The Third National Communication identified significant abatement potential in the land sector, though its estimation of land sector emissions may have been higher than what is now reported in the final NDC update. Overall, there is significant uncertainty in the land sector emissions and our estimates are best guesses based on the available data.
Net zero target
Nigeria has not provided detailed information about how it intends to reach its net zero target.
We have quantified the target for the purposes of our ‘Optimistic’ global temperature estimate. We assume emissions (excluding LULUCF) are reduced 50% below 2018 levels by 2050 in line with Nigeria’s long-term vision and assume the country reaches 0 emissions in 2070 (DCC, 2021). The long-term vision does not specify the role that LULUCF will play in meeting this target, so we assume the 50% target applies equally to LULUCF and non-LULUCF emissions.
Analysis of the NDC covers the 4 gases included in Nigeria’s NDC target.
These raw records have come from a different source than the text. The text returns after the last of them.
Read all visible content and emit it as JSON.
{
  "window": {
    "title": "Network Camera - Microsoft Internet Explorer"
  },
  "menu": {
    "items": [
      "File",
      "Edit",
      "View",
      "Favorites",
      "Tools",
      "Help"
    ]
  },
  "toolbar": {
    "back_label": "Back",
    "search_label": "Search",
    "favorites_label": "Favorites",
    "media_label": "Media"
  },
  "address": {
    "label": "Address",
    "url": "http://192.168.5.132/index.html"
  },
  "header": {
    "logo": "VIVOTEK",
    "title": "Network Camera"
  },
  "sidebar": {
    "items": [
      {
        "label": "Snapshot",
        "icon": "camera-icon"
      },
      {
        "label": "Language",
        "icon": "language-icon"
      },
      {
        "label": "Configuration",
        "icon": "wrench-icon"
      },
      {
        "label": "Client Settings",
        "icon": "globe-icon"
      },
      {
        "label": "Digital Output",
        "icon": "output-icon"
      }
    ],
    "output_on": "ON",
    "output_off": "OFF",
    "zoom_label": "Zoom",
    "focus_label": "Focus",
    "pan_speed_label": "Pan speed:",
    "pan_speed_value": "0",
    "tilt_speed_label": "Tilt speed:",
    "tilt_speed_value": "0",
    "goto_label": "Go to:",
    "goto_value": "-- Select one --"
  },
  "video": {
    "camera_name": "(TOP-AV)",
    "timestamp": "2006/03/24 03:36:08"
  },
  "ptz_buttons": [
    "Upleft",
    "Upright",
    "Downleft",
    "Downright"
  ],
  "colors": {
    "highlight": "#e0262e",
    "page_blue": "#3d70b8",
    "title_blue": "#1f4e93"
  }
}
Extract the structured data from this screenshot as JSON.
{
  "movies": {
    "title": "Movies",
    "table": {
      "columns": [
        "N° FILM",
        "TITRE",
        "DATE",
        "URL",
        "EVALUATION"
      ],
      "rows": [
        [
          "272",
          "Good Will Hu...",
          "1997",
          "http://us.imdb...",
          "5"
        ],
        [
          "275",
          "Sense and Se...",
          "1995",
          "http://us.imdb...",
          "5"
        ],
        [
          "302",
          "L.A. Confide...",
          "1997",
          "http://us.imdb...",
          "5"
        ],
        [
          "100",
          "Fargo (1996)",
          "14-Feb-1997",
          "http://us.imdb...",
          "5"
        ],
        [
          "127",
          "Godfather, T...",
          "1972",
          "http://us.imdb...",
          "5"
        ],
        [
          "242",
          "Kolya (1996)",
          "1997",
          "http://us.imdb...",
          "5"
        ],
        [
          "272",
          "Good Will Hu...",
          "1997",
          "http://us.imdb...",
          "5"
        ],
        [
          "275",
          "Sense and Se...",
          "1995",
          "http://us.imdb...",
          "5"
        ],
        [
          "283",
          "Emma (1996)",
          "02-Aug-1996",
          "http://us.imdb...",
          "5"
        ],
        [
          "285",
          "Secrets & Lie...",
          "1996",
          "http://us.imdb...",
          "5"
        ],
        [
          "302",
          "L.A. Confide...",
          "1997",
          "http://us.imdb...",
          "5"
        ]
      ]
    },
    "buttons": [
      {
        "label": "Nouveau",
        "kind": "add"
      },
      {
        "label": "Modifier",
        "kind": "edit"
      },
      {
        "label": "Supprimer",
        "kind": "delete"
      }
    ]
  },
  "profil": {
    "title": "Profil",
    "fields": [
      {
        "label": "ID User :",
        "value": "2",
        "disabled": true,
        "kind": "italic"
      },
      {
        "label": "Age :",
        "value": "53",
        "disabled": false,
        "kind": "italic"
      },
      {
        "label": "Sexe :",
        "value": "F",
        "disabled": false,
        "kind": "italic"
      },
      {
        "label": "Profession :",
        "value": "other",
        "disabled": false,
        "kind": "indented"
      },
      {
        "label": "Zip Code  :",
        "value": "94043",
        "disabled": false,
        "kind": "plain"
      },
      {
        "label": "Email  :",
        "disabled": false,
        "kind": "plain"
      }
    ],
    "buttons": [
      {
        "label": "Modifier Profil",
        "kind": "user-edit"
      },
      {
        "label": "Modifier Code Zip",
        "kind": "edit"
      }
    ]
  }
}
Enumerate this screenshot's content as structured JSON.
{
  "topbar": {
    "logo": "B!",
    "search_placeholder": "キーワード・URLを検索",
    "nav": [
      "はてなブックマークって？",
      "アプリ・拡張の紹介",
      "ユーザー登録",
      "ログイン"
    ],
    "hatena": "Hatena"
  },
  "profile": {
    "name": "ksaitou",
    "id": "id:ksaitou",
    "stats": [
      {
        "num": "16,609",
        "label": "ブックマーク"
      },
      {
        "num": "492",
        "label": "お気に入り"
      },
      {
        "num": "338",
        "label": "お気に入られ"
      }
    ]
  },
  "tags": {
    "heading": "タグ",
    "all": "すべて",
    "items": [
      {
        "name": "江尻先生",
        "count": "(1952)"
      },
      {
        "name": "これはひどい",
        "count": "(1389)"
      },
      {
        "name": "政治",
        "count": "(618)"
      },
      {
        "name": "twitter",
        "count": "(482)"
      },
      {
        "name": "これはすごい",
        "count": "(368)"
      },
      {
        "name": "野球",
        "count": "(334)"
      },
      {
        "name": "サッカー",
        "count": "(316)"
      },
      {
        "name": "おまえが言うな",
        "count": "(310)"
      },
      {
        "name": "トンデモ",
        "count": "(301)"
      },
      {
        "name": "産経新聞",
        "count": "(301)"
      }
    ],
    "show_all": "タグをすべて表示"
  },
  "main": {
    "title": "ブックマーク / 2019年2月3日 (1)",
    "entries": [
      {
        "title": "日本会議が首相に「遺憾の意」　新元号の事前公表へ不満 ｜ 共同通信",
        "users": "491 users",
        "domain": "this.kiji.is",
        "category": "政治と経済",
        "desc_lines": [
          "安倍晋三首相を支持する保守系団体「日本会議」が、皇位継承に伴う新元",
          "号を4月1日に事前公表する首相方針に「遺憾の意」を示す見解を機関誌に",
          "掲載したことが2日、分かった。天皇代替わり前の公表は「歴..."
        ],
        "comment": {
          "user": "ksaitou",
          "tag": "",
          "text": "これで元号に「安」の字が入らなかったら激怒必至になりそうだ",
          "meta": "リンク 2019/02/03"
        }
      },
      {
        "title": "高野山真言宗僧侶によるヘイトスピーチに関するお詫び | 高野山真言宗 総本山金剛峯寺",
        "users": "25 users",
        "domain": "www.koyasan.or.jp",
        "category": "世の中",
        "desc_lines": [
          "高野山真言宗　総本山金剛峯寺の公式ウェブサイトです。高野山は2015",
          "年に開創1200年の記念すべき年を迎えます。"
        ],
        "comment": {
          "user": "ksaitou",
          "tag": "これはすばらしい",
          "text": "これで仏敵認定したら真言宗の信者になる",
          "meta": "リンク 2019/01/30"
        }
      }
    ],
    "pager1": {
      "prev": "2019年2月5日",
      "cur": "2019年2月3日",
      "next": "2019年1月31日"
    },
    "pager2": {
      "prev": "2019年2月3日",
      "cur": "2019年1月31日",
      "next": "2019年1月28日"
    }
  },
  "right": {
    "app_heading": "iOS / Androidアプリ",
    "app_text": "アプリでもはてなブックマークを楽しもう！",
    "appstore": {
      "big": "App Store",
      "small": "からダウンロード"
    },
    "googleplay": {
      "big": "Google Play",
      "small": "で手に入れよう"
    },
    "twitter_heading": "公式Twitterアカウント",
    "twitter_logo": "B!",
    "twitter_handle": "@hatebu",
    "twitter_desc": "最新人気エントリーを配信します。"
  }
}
Our assessment of historic emissions and current policies also includes PFCs and SF6, which were around 1 MtCO2e in 2018.
Current policy projections
We derive our current policy projections from a combination of the Stated Policies Scenario from IEA’s Africa Energy Outlook 2019 and the Planned Energy Scenario from IRENA’s 2023 Renewable Energy Roadmap Nigeria for energy emissions and from the US EPA for agriculture and waste emissions, and the US EPA and Energy Transition Plan for industry (Federal Republic of Nigeria, 2022; IEA, 2019; IRENA, 2023b; US EPA, 2019). In general, the IEA Africa Energy Outlook 2019 report does not specify which of the policies have been included in the stated policies scenario. The IEA’s Africa Energy Outlook 2022 did not contain updated country level data, hence why we have continued to use the 2019 report (IEA, 2022a).
The IEA’s Stated Policies Scenario was used to derive our lower bound projections for energy CO2 emissions. This scenario assumes development of coal-fired generation in Nigeria; however, all recent coal plant projects have either been cancelled or shelved. Therefore, we have adjusted our lower bound to assume the coal generation in Stated Policies Scenario is met with renewable energy, in line with national targets. For the upper bound, IRENA’s Planned Energy Scenario was used for energy CO2 emissions. In our lower and upper bound, projections for energy CH4 and N2O are extended using recent historical trends.
We have adjusted the energy emission projections from the IEA’s Africa Energy Outlook 2019 to take into consideration the impact of the pandemic. We distilled the emission intensity (GHG emissions/GDP) from the pre-pandemic IEA scenario starting in 2019. This emission intensity estimate was then applied to the most recent GDP projections from the IMF for Nigeria that take into account the effect of the pandemic (IMF, 2022). As these estimates only cover 2022 to 2027, we used the average GDP growth projected by the IMF for 2022-2027 to extend the projections until 2035. Results were then harmonised to our 2021 estimate (see Historical emissions above). The IRENA Planned Energy Scenario already considers the impact of COVID-19.
Planned policy projections
Our planned policy scenario is based on the Energy Transition Plan (ETP) which Nigeria released in August 2022 and for which it will need international support to implement (Federal Republic of Nigeria, 2022).
We use the ETP growth rates for energy and industry emissions and the US EPA projection growth rates as proxies for the agriculture and waste sectors.
Global warming potentials
The CAT uses Global Warming Potential (GWP) values from the IPCC's Fourth Assessment Report (AR4) for all its figures and time series.